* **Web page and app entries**
····················

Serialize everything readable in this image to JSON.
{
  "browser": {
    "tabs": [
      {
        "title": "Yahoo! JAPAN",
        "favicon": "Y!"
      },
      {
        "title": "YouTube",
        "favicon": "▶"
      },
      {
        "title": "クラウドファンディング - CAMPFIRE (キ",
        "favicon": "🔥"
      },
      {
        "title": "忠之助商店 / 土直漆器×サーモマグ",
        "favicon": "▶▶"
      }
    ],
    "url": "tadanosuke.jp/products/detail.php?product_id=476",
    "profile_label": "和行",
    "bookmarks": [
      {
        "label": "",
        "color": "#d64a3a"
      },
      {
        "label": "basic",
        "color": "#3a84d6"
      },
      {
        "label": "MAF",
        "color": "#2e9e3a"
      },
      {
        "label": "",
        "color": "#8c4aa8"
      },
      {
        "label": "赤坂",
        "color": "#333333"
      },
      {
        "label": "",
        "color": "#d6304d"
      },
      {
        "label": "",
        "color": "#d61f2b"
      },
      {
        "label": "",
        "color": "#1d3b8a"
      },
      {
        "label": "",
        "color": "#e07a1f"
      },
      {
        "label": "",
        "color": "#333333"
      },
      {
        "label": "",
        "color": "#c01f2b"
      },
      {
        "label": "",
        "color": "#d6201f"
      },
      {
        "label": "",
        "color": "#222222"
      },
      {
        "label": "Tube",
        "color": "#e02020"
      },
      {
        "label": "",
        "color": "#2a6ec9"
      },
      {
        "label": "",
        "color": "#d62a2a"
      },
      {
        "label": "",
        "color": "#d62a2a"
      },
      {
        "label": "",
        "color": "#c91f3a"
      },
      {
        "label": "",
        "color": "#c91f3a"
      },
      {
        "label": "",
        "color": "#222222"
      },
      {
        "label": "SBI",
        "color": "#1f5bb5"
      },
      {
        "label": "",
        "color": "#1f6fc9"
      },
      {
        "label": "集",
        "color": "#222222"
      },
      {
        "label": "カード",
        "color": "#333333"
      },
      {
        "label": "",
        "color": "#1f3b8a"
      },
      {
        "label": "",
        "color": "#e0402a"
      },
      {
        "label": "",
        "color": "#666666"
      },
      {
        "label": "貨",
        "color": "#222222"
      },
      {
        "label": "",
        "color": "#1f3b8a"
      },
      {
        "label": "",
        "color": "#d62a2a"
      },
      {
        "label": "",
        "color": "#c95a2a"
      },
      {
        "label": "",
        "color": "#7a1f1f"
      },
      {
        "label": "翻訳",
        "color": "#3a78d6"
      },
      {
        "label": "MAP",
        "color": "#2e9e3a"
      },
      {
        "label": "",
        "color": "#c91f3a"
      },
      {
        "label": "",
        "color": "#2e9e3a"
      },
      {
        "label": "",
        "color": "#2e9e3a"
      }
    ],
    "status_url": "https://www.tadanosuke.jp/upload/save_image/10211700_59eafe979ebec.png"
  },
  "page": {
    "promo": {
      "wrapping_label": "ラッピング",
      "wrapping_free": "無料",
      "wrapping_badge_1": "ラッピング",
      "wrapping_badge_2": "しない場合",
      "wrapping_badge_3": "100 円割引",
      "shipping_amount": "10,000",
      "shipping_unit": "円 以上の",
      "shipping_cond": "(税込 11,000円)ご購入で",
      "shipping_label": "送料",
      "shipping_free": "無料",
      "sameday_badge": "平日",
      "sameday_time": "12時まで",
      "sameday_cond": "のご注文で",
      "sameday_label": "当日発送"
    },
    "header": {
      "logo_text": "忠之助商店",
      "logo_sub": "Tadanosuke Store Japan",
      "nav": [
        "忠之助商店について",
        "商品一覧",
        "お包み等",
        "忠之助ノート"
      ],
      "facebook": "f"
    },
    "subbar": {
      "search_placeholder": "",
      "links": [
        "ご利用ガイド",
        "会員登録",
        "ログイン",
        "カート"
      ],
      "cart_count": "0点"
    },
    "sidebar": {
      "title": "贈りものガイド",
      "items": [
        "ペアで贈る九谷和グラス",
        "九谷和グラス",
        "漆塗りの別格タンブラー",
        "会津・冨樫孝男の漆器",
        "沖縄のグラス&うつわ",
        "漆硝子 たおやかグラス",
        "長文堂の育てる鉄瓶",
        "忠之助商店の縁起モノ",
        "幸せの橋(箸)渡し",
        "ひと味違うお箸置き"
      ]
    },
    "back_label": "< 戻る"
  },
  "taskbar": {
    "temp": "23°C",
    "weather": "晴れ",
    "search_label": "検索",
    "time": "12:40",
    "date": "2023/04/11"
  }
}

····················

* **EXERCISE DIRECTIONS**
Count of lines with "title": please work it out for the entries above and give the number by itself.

* **ANSWER SECTION**
5